I am assuming that it isn't. And besides, you are thinking of distributed
data, not a distributed server. Distributed data was never an issue because
it doesn't have any impact on the software.

The way you are describing this, the world won't be much better than the
Internet already is. It will be a chaotic hodge-podge of whatever static
material people put in their FTP directories. There will be little useable
interactive or dynamic content.

What I want to see personally is a tightly integrated environment that is
everything the Internet wishes it was. I want to see creative landscapes
and artistic design mixed with person-to-person interaction. No one should
be restricted from doing what they want, but it should be under the auspices
of a larger plan.
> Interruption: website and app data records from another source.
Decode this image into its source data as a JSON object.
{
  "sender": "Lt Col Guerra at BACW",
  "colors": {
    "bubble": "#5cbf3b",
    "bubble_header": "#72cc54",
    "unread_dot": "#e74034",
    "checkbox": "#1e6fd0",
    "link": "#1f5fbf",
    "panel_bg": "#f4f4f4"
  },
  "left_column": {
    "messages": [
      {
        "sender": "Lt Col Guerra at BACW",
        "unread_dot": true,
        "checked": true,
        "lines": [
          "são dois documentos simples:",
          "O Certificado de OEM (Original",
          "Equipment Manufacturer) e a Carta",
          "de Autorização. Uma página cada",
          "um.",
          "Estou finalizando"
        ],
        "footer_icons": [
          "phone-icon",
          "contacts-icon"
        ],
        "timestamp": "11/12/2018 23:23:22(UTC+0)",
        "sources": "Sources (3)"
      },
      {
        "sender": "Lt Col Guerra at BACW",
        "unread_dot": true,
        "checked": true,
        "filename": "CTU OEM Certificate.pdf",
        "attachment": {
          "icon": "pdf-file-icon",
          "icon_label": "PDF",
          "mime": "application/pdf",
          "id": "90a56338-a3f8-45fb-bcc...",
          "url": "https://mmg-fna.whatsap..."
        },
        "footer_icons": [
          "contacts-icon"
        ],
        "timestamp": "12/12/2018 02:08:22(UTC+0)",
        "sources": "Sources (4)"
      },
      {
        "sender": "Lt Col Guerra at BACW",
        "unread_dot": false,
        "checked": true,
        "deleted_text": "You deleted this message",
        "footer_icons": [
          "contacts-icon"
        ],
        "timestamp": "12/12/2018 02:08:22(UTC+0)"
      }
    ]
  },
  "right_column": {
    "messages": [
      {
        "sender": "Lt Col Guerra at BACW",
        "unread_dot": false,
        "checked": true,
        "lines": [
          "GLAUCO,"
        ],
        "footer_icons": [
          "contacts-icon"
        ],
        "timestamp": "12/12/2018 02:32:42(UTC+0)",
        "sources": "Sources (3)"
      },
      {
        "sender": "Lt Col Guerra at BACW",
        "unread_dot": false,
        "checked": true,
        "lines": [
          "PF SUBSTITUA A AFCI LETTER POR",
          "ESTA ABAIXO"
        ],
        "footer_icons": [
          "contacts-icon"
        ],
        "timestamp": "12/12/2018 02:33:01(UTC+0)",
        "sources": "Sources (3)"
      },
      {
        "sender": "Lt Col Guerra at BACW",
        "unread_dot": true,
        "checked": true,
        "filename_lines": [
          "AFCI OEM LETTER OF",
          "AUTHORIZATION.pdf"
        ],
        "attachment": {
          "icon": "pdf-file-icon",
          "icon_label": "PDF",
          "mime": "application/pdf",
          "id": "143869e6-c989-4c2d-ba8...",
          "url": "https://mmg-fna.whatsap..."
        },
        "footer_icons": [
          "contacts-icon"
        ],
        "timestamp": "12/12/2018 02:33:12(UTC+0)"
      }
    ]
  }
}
I don't see where these concepts are necessarily mutually
exclusive. Architecture and design is important if you want this world to
be able to handle more than a dozen simultaneous users. You can't throw all
the technical and design issues out the window for the sake of convenience.
A chaotic software system is neither scalable nor particularly extensible.

And just as a note on 56kbps modems: They won't work with every service
provider. The modems assume that the ISP is using a PRI telco connection
(which is the case many times) and not one of the myriad of other options.
If the ISP is using a PRI, then the 56kbps modem establishes a 1B quasi-ISDN
connection to the ISP over standard phone lines. If the ISP uses any other
type of telco connection, you are stuck using the same slow speeds you
always did.

>>If this project was so simple, someone would have done it
>No because most people don't know how to use VRML tools or have machines
>fast enough to run VRML smoothly as well as time and effort.

If people wanted to learn VRML, they would learn. VRML can be a little slow
on older systems, but the requirements aren't terribly steep. Of course,
VRML 2.0 will make the requirements significantly steeper. Also, some
operating systems are more adept at this type of stuff than others. Sadly,
some OSs common on older machines (such as DOS/Win3.11) are very poor for
this type of thing. Win95 works ok though, and a Mac will get you by
(although this is a really poor platform for Java), so a great many should
people should have the minimum development capability. Putting forth the
effort is a personal problem and not particularly relevant, IMO.